by Barbara Quint
Editor, Searcher Magazine
Actor Kevin Bacon has kindly done a commercial bit for the beleaguered Public Broadcasting System. According to the congenial Bacon, his favorite, never-miss-it PBS presentation is the venerable Antiques Roadshow. He particularly loves the people who come to the show clutching their whatchamacallits, apparently happy and excited no matter what the estimated value of their dinguses.
The “Feedback Booth” at the end of each program seems the best evidence for the participants’ good naturedness. These are the people whose gizmos weren’t interesting enough to earn them a spot on the show with an expert evaluator. Disappointment never seems to dim their enjoyment of the experience, however, or their appreciation of the show. Often with self-deprecating humor, they point to some oddly shaped, weirdly colored object that they had hoped would buy them a new house, or at least a good dinner, and tell the tale of worthlessness. But they almost always conclude by thanking the show for a wonderful time.
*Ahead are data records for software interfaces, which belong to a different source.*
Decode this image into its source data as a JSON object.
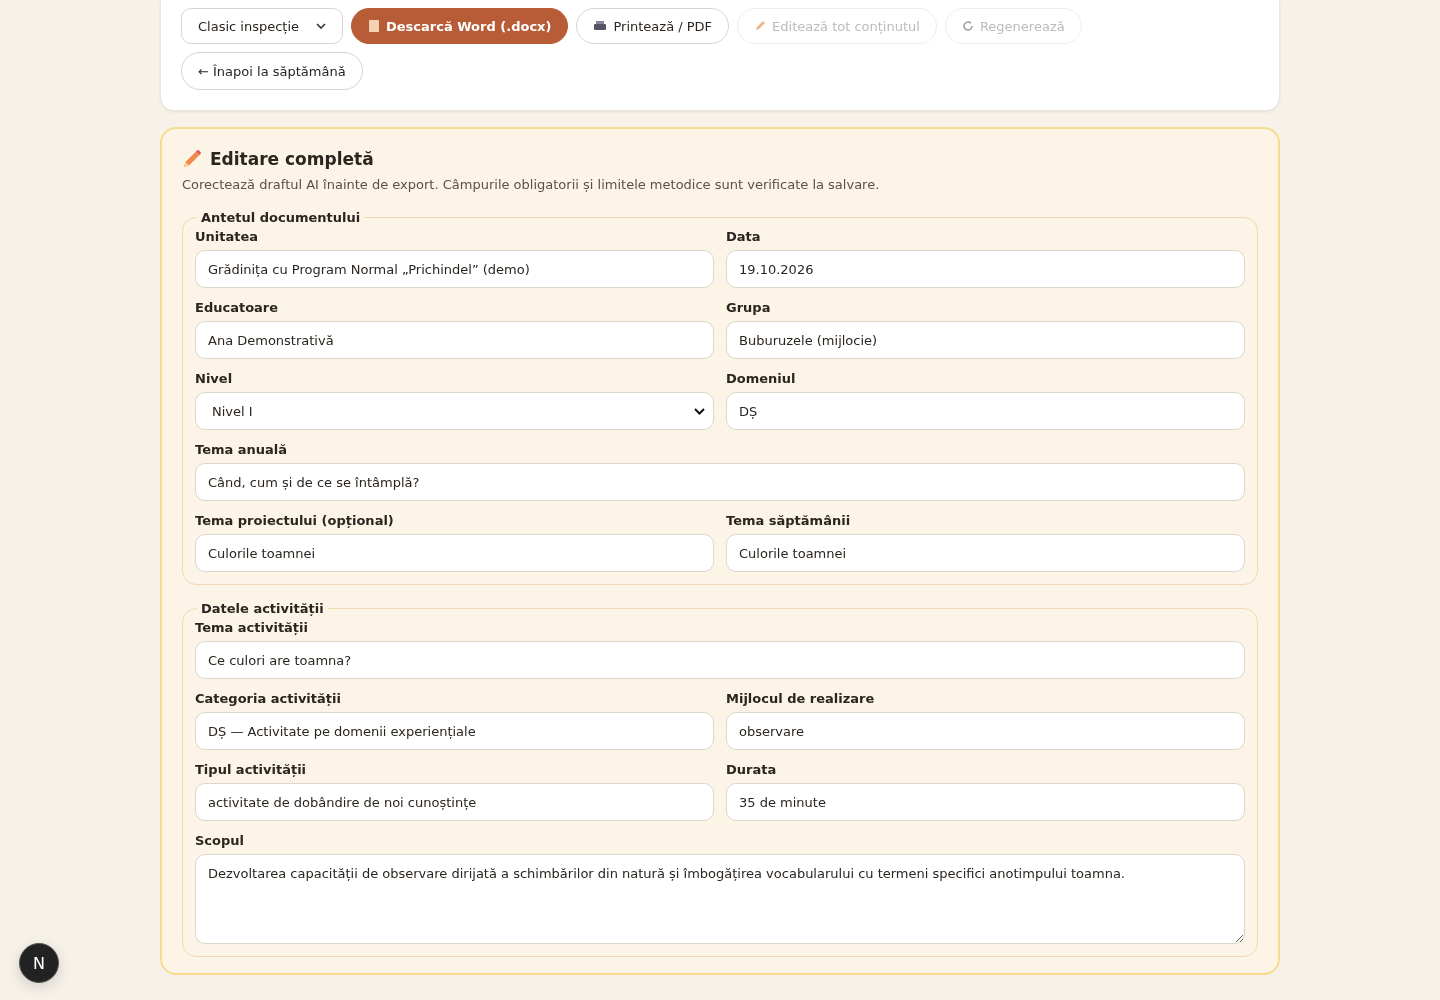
{
  "toolbar": {
    "select": "Clasic inspecție",
    "buttons": [
      {
        "label": "Descarcă Word (.docx)",
        "kind": "primary",
        "disabled": false
      },
      {
        "label": "Printează / PDF",
        "kind": "print",
        "disabled": false
      },
      {
        "label": "Editează tot conținutul",
        "kind": "edit",
        "disabled": true
      },
      {
        "label": "Regenerează",
        "kind": "regen",
        "disabled": true
      }
    ],
    "back": "← Înapoi la săptămână"
  },
  "editor": {
    "title": "Editare completă",
    "subtitle": "Corectează draftul AI înainte de export. Câmpurile obligatorii și limitele metodice sunt verificate la salvare.",
    "sections": [
      {
        "legend": "Antetul documentului",
        "fields": [
          {
            "label": "Unitatea",
            "value": "Grădinița cu Program Normal „Prichindel” (demo)",
            "kind": "input",
            "wide": false
          },
          {
            "label": "Data",
            "value": "19.10.2026",
            "kind": "input",
            "wide": false
          },
          {
            "label": "Educatoare",
            "value": "Ana Demonstrativă",
            "kind": "input",
            "wide": false
          },
          {
            "label": "Grupa",
            "value": "Buburuzele (mijlocie)",
            "kind": "input",
            "wide": false
          },
          {
            "label": "Nivel",
            "value": "Nivel I",
            "kind": "select",
            "wide": false
          },
          {
            "label": "Domeniul",
            "value": "DȘ",
            "kind": "input",
            "wide": false
          },
          {
            "label": "Tema anuală",
            "value": "Când, cum și de ce se întâmplă?",
            "kind": "input",
            "wide": true
          },
          {
            "label": "Tema proiectului (opțional)",
            "value": "Culorile toamnei",
            "kind": "input",
            "wide": false
          },
          {
            "label": "Tema săptămânii",
            "value": "Culorile toamnei",
            "kind": "input",
            "wide": false
          }
        ]
      },
      {
        "legend": "Datele activității",
        "fields": [
          {
            "label": "Tema activității",
            "value": "Ce culori are toamna?",
            "kind": "input",
            "wide": true
          },
          {
            "label": "Categoria activității",
            "value": "DȘ — Activitate pe domenii experiențiale",
            "kind": "input",
            "wide": false
          },
          {
            "label": "Mijlocul de realizare",
            "value": "observare",
            "kind": "input",
            "wide": false
          },
          {
            "label": "Tipul activității",
            "value": "activitate de dobândire de noi cunoștințe",
            "kind": "input",
            "wide": false
          },
          {
            "label": "Durata",
            "value": "35 de minute",
            "kind": "input",
            "wide": false
          },
          {
            "label": "Scopul",
            "value": "Dezvoltarea capacității de observare dirijată a schimbărilor din natură și îmbogățirea vocabularului cu termeni specifici anotimpului toamna.",
            "kind": "textarea",
            "wide": true
          }
        ]
      }
    ]
  },
  "dev_badge": "N"
}
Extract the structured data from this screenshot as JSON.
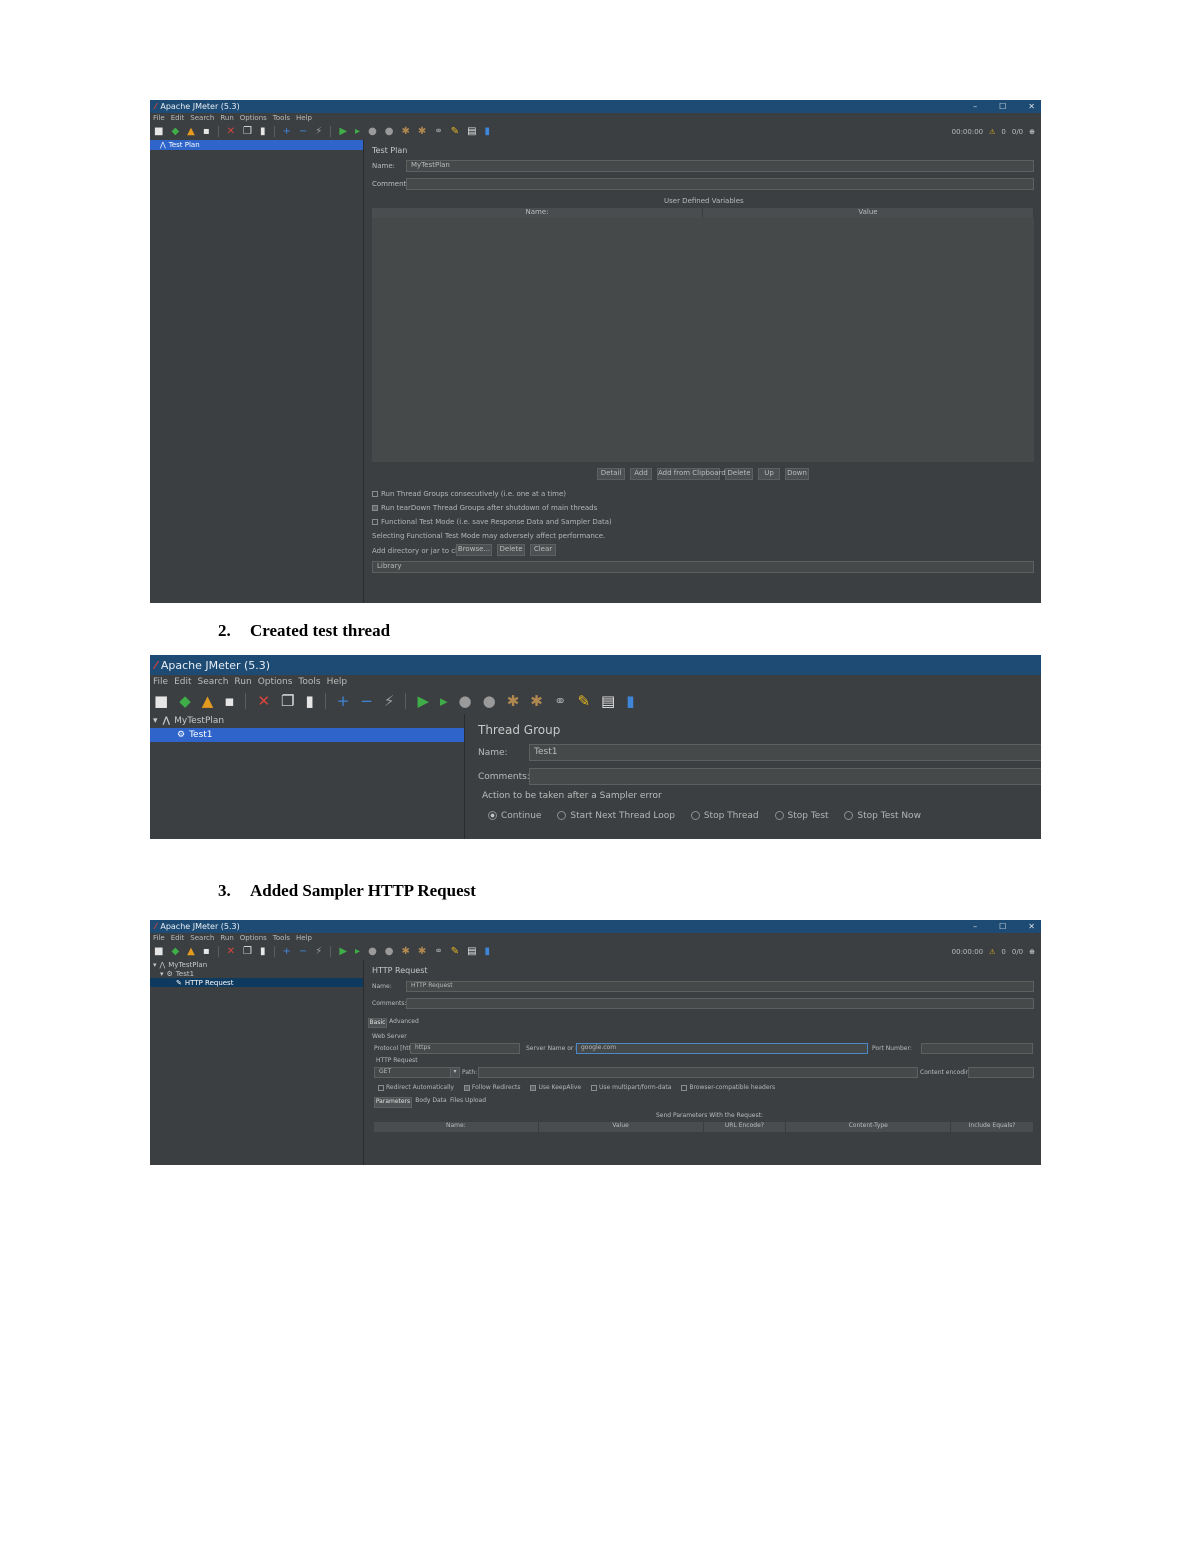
{
  "doc": {
    "step2": {
      "num": "2.",
      "text": "Created test thread"
    },
    "step3": {
      "num": "3.",
      "text": "Added Sampler HTTP Request"
    }
  },
  "app": {
    "title": "Apache JMeter (5.3)",
    "menu": [
      "File",
      "Edit",
      "Search",
      "Run",
      "Options",
      "Tools",
      "Help"
    ],
    "window_controls": {
      "minimize": "–",
      "maximize": "☐",
      "close": "✕"
    },
    "toolbar_right": {
      "time": "00:00:00",
      "warn_count": "0",
      "threads": "0/0"
    }
  },
  "shot1": {
    "tree": [
      {
        "label": "Test Plan",
        "selected": true
      }
    ],
    "panel_title": "Test Plan",
    "name_label": "Name:",
    "name_value": "MyTestPlan",
    "comments_label": "Comments:",
    "udv_title": "User Defined Variables",
    "table_headers": [
      "Name:",
      "Value"
    ],
    "table_buttons": [
      "Detail",
      "Add",
      "Add from Clipboard",
      "Delete",
      "Up",
      "Down"
    ],
    "options": [
      "Run Thread Groups consecutively (i.e. one at a time)",
      "Run tearDown Thread Groups after shutdown of main threads",
      "Functional Test Mode (i.e. save Response Data and Sampler Data)",
      "Selecting Functional Test Mode may adversely affect performance."
    ],
    "classpath_label": "Add directory or jar to classpath",
    "classpath_buttons": [
      "Browse...",
      "Delete",
      "Clear"
    ],
    "library_label": "Library"
  },
  "shot2": {
    "tree": [
      {
        "label": "MyTestPlan",
        "selected": false,
        "level": 0
      },
      {
        "label": "Test1",
        "selected": true,
        "level": 1
      }
    ],
    "panel_title": "Thread Group",
    "name_label": "Name:",
    "name_value": "Test1",
    "comments_label": "Comments:",
    "action_title": "Action to be taken after a Sampler error",
    "radios": [
      {
        "label": "Continue",
        "selected": true
      },
      {
        "label": "Start Next Thread Loop",
        "selected": false
      },
      {
        "label": "Stop Thread",
        "selected": false
      },
      {
        "label": "Stop Test",
        "selected": false
      },
      {
        "label": "Stop Test Now",
        "selected": false
      }
    ]
  },
  "shot3": {
    "tree": [
      {
        "label": "MyTestPlan",
        "selected": false,
        "level": 0
      },
      {
        "label": "Test1",
        "selected": false,
        "level": 1
      },
      {
        "label": "HTTP Request",
        "selected": true,
        "level": 2
      }
    ],
    "panel_title": "HTTP Request",
    "name_label": "Name:",
    "name_value": "HTTP Request",
    "comments_label": "Comments:",
    "tabs": [
      {
        "label": "Basic",
        "active": true
      },
      {
        "label": "Advanced",
        "active": false
      }
    ],
    "web_server_label": "Web Server",
    "protocol_label": "Protocol [http]:",
    "protocol_value": "https",
    "server_label": "Server Name or IP:",
    "server_value": "google.com",
    "port_label": "Port Number:",
    "http_request_label": "HTTP Request",
    "method_value": "GET",
    "path_label": "Path:",
    "encoding_label": "Content encoding:",
    "checkboxes": [
      {
        "label": "Redirect Automatically",
        "checked": false
      },
      {
        "label": "Follow Redirects",
        "checked": true
      },
      {
        "label": "Use KeepAlive",
        "checked": true
      },
      {
        "label": "Use multipart/form-data",
        "checked": false
      },
      {
        "label": "Browser-compatible headers",
        "checked": false
      }
    ],
    "sub_tabs": [
      "Parameters",
      "Body Data",
      "Files Upload"
    ],
    "params_title": "Send Parameters With the Request:",
    "param_headers": [
      "Name:",
      "Value",
      "URL Encode?",
      "Content-Type",
      "Include Equals?"
    ]
  }
}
Bacon is right. The people who come to this show seem so charmingly real and refreshingly good that they make watching the show an invigorating experience. It restores one’s faith in the common man, almost like watching a Frank Capra movie. Wouldn’t this be a wonderful world if everyone were like the people who come to the Antiques Roadshow? Not a sophisticate in sight, but not a person you wouldn’t trust to hold your purse while you went outside to get something bulky out of your car trunk.
Why all this rhapsodizing about the Antiques Roadshow? Well, I just finished editing Nancy Herther’s article in this month’s issue on internet news gathering. She quotes from a Harris poll on public opinion about President Barack Obama. Talk about discouraging! Regardless of whether you voted for him or plan to vote for him again, the percentages of responses to rather nasty charges against Obama were depressing. Some charges were contradictory. (How can a Wall Street stooge be a supporter of terrorism? Did some respondents get “Obama” confused with “Osama”?) How can a nation with people so benign as the collectible collectors of PBS contain such a large portion of people with such ugly views of the nation’s political life?
And then there’s the issue of knowledgeability, which we information professionals put at the top of our list of concerns. Herther’s article mentions that many people now tap as many as four regular news sources on a regular basis. But how do they choose those sources? What reliance do they place upon them? How critical is their judgment of those news sources?
With the massive proliferation of news sources provided by the internet and its web, the decision on what to read becomes more and more critical. Information overload pushes people to make decisions based at least in part on comfort factors. Does the source feel familiar? Does it confirm your expectations or suspicions? Does it lead you to actions or inactions that you kind of planned to do — or not do — anyway?
But what is the cumulative effect of allowing comfort factors to shape the design of news gathering? It can lead individuals and groups into rolling their own realities, creating news cocoons of their own making. With the rise of the social web from blogs to social networks, the self-selected reality can even be borrowed from the gleanings of others. And I do mean gleanings. Herther’s article points out another fact. Though claims have often been made that blogs and other user-generated content are the first to find the news, actual studies show that these sources usually get their news from established mainstream news media. So the nonmainstream news sources may simply be the first to have an opinion on a news story, to put it in a particular context, if only a speculative one.
More rolled reality rolling along?
Fortunately, Herther’s article gives a list of sites that try to verify internet rumors. But it’s not enough merely to check on absolute falsehoods, on hoaxes for example. Even if some story is true, what does it mean? What is the context? How do different stakeholders in an event evaluate the situation?
Many people know how to do some kind of research on an issue of concern to them. They know how to check for a good price on a product or service they want to buy. Looking for answers successfully is one of the great gifts technology has given to all these days. But news gathering is different. For one thing, it involves looking for the unknown, for what has not yet even occurred. In a way, it’s not looking for answers; it’s looking for questions. The inevitable uncertainties can make reaching out for comforting sources that fulfill one’s expectations, even negative expectations, very seductive. But the siren call can lead one astray and away from the path toward truth.
Caveat, searcher, caveat!